Winnipeg Blue Bomber tickets? A new iPod? A down payment on a new iPad? A fancy night out on the town? New fishing gear? New shoes? Blu-ray player? Or be smart and pay down the credit card?
The list is different for each Manitoba vehicle owner as Manitoba Public Insurance sets the wheels in motion to issue an unprecedented 45 per cent rebate cheque May 31.
The size of the cheque depends on how much you paid in Autopac coverage in 2009-10, but the average rebate will be about $450.
"There's a lot of things people can do with that money," said Nick Roberts of the Manitoba Used Car Dealers Association. "You could just keep it for your next Autopac payment or just go out and buy something."
The rebate was ordered Thursday -- a refund of about $320 million -- in a somewhat surprising ruling by Manitoba's Public Utilities Board.
"The magnitude of the actual amount is shocking," Consumers Association of Canada lawyer Byron Williams said. "We knew it was coming, but we didn't anticipate its size."
The day before, the public regulator held a special hearing to deal with the recent revelation that an extensive external review of MPI's Personal Injury Protection Plan found it had about $250 million more than it needed to pay injury claims.
The PUB made it clear to MPI officials they should have first told the board about the excess money rather than publicly releasing the information through Attorney General Andrew Swan and a March 18 government press release. Swan is the minister responsible for MPI.
Board chairman Graham Lane ended Wednesday's hearing saying the PUB would consider how it would handle the excess money and potential rebate.
Less than 24 hours later, the PUB released its order saying Manitobans should get a 45 per cent rebate, up from the 10 per cent rebate ordered several months ago. This will be the sixth MPI rebate since 2000.
"Effective regulation can only be achieved in an atmosphere of openness and transparency involving, at least, the regulated entity and its regulator," Lane said in Thursday's decision.
"Failure to achieve that 'atmosphere' is not in the public interest, and the board expects and looks forward to a changed approach by MPI to its meeting its responsibilities with respect to that 'atmosphere.' Both MPI and this board are mandated to operate in the public interest, and MPI itself was established to work for the benefit of its insureds, Manitobans."
Swan said Thursday Manitobans should be pleased by the rebate and nothing was done by his office to circumvent the PUB process.
"As minister, I was actually very happy to find out that MPI, through better claims experience than anybody could have expected, had this money and was able to rebate it to ratepayers," he said. "And I'm very happy we have a public insurer so that this money goes back to Manitobans who pay premiums rather than out the door to shareholders in New York or Toronto or Paris or London."

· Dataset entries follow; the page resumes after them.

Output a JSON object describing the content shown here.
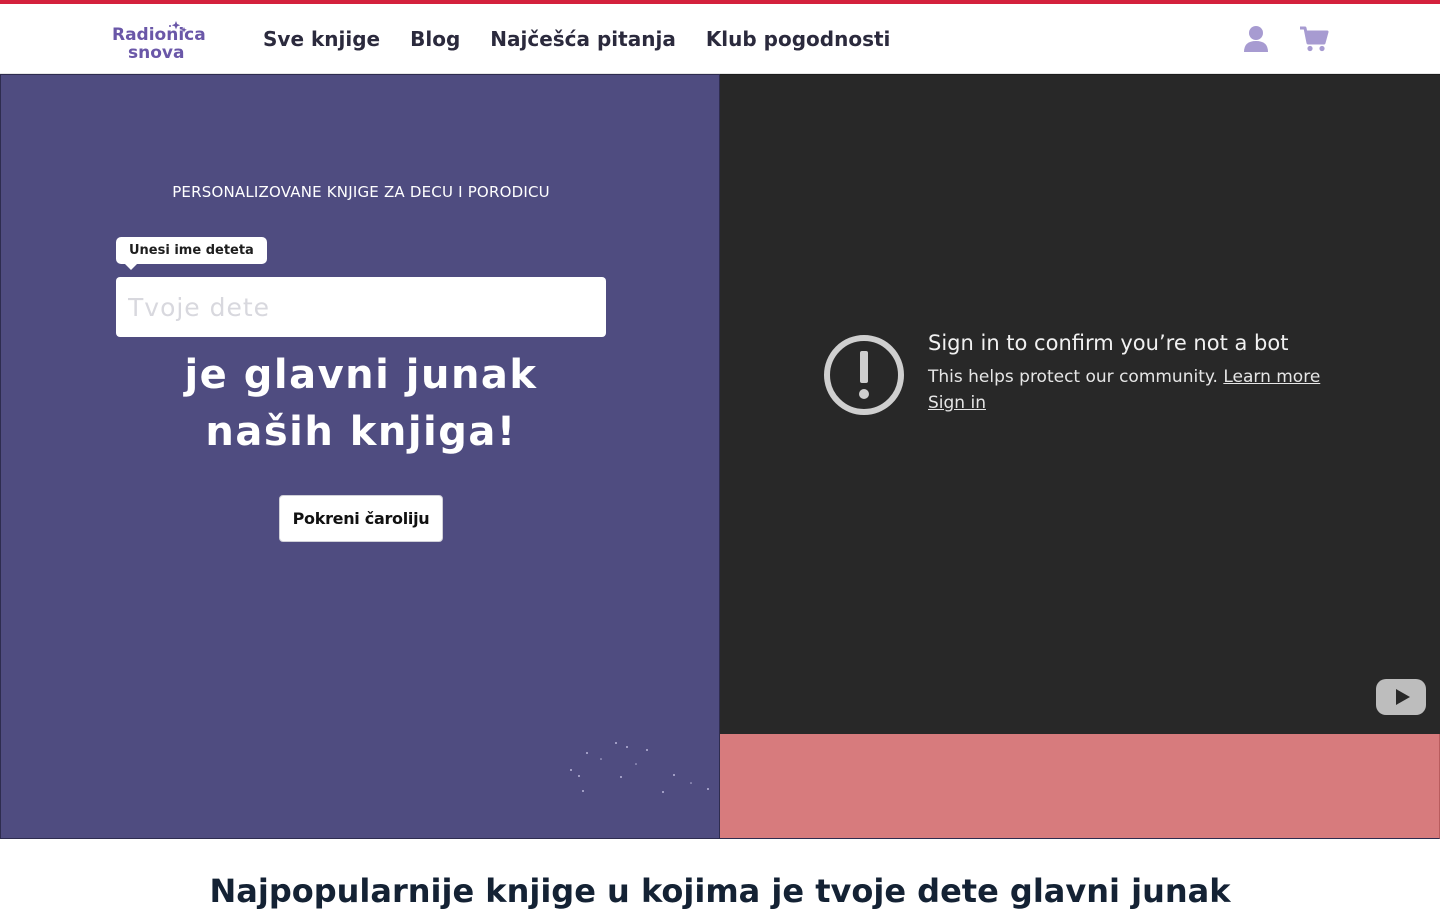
{
  "colors": {
    "accent_top_line": "#d4213d",
    "hero_left_bg": "#4f4c80",
    "hero_right_bottom_bg": "#d77b7d",
    "video_bg": "#282828",
    "brand_purple": "#6a57a8",
    "header_icon": "#a79bd1"
  },
  "header": {
    "logo_text_line1": "Radionica",
    "logo_text_line2": "snova",
    "nav": [
      {
        "label": "Sve knjige"
      },
      {
        "label": "Blog"
      },
      {
        "label": "Najčešća pitanja"
      },
      {
        "label": "Klub pogodnosti"
      }
    ],
    "icons": [
      "user-icon",
      "cart-icon"
    ]
  },
  "hero": {
    "tagline": "PERSONALIZOVANE KNJIGE ZA DECU I PORODICU",
    "tooltip": "Unesi ime deteta",
    "input_placeholder": "Tvoje dete",
    "input_value": "",
    "headline_line1": "je glavni junak",
    "headline_line2": "naših knjiga!",
    "cta_label": "Pokreni čaroliju"
  },
  "video": {
    "title": "Sign in to confirm you’re not a bot",
    "subtitle": "This helps protect our community.",
    "learn_more": "Learn more",
    "sign_in": "Sign in",
    "icons": [
      "warning-icon",
      "youtube-logo-icon"
    ]
  },
  "section": {
    "title": "Najpopularnije knjige u kojima je tvoje dete glavni junak"
  }
}
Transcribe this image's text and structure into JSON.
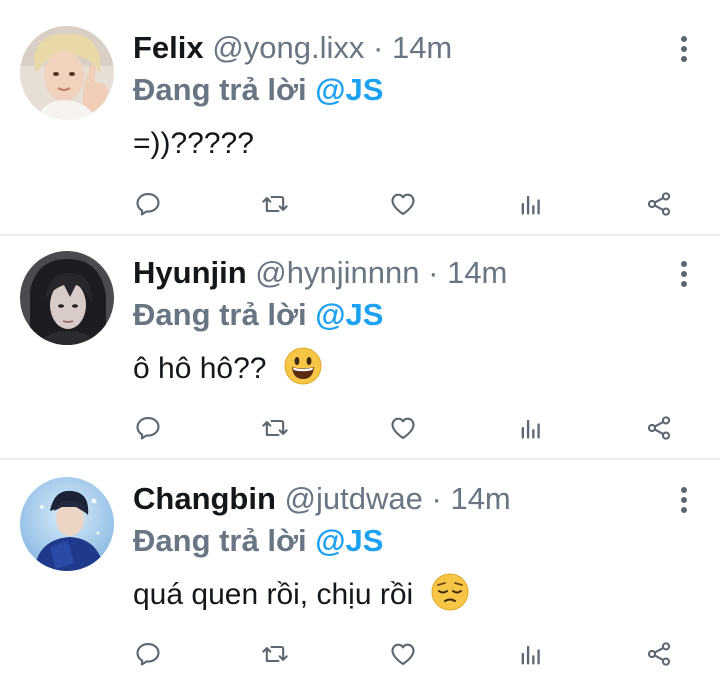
{
  "tweets": [
    {
      "name": "Felix",
      "handle": "@yong.lixx",
      "separator": "·",
      "time": "14m",
      "replying_prefix": "Đang trả lời ",
      "replying_to": "@JS",
      "text": "=))?????",
      "emoji": null
    },
    {
      "name": "Hyunjin",
      "handle": "@hynjinnnn",
      "separator": "·",
      "time": "14m",
      "replying_prefix": "Đang trả lời ",
      "replying_to": "@JS",
      "text": "ô hô hô??",
      "emoji": "grinning-face-with-big-eyes"
    },
    {
      "name": "Changbin",
      "handle": "@jutdwae",
      "separator": "·",
      "time": "14m",
      "replying_prefix": "Đang trả lời ",
      "replying_to": "@JS",
      "text": "quá quen rồi, chịu rồi",
      "emoji": "pensive-face"
    }
  ],
  "actions": [
    "reply-icon",
    "retweet-icon",
    "like-icon",
    "stats-icon",
    "share-icon"
  ],
  "colors": {
    "mention": "#1da1f2",
    "secondary": "#687684",
    "primary": "#14171a",
    "separator": "#e6ecf0"
  }
}
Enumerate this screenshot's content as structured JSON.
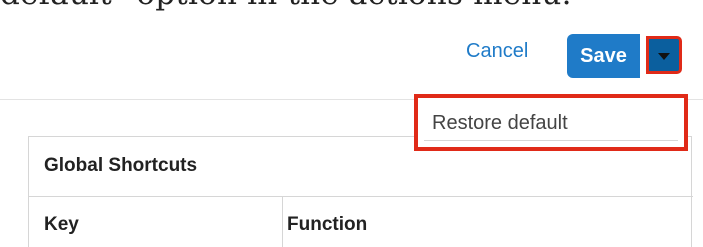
{
  "caption": {
    "text": "default\" option in the actions menu."
  },
  "header": {
    "cancel_label": "Cancel",
    "save_label": "Save",
    "accent_color": "#1f7bc8",
    "toggle_color": "#0b5f9e",
    "highlight_color": "#e02a18"
  },
  "actions_menu": {
    "items": [
      {
        "label": "Restore default"
      }
    ]
  },
  "shortcuts_table": {
    "title": "Global Shortcuts",
    "columns": [
      "Key",
      "Function"
    ]
  }
}
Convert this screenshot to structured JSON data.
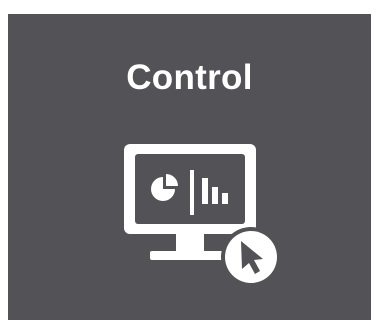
{
  "tile": {
    "title": "Control",
    "background_color": "#535357",
    "foreground_color": "#ffffff",
    "icon": "monitor-dashboard-with-cursor-icon"
  }
}
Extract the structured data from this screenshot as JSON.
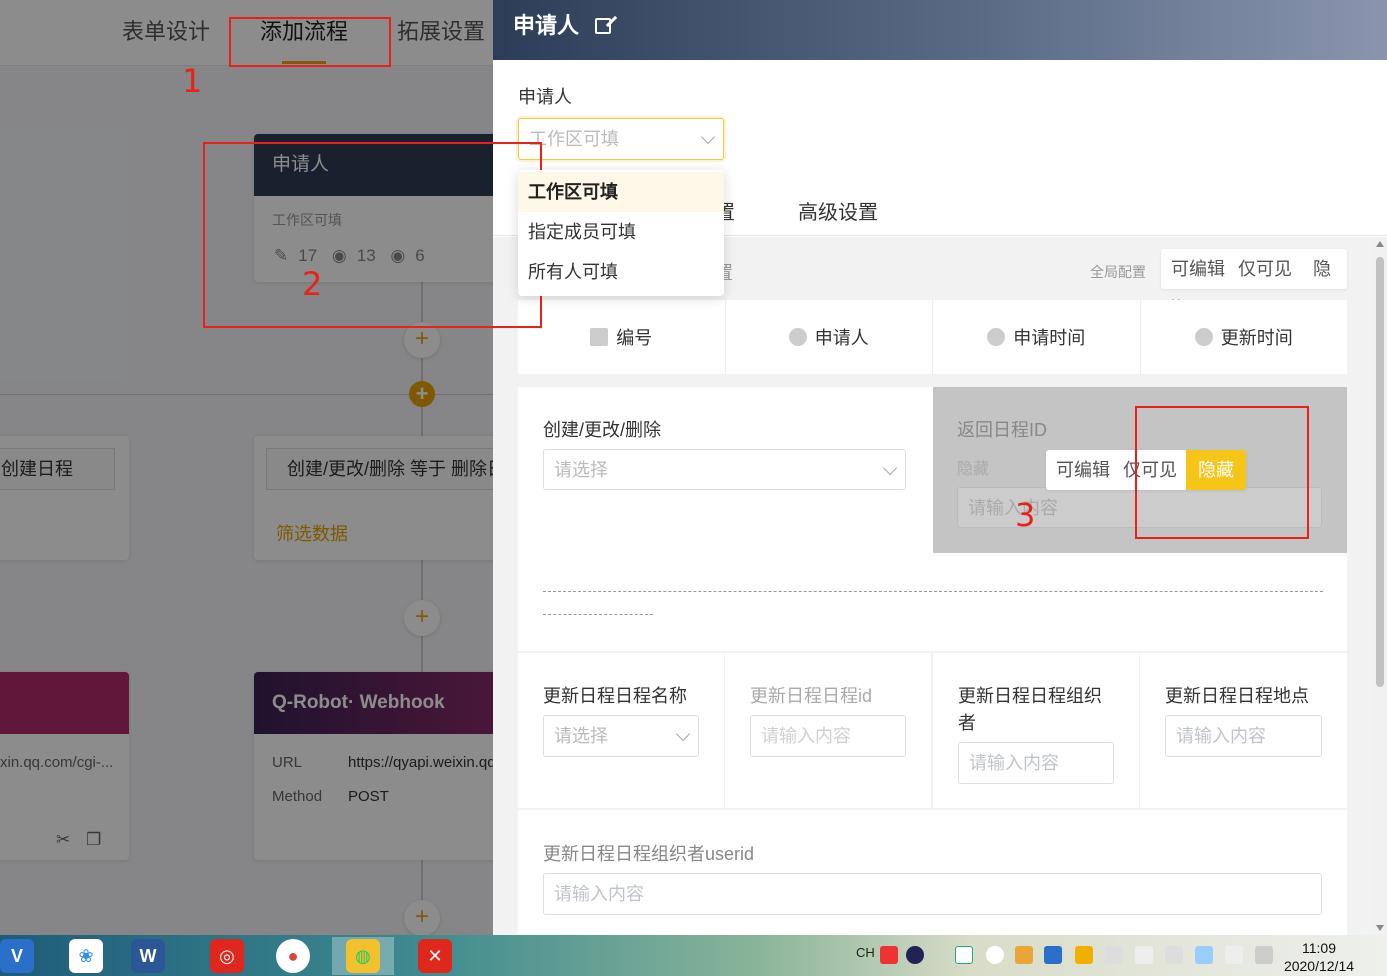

MPI spokesman Dan Guimond, vice-president of strategy and innovation and chief information officer, said the $320-million rebate is the result of the actuarial review of the corporation's claims reserves by Ernst & Young. He said the excess of about $250 million was accumulated as part of the Personal Injury Protection Plan to provide for future costs arising from injured claimants.
The plan was adopted in 1994 and now, 17 years later, MPI has a better handle on what it needs to pay future injury claims, Guimond said. He said MPI built up that fund through premiums out of an abundance of caution, so it could meet future claims without suddenly raising premiums.
"It's a business," he said. "You have to be really, really careful. It's much easier to take a hit for returning money than guessing wrong."
Progressive Conservative Leader Hugh McFadyen said the size of the rebate shows MPI has been overcharging Manitobans for several years.
"It raises new questions about NDP political interference in MPI," he said. "Now that they're into an election year, they are attempting to bribe Manitobans with their own money."
CAA Manitoba spokeswoman Liz Peters said the rebate, and the PUB's strong words, mean more stable Autopac premiums.
"Maybe now we can move forward," she said. "We might not see rebates in the future, but it means we're not paying higher rates."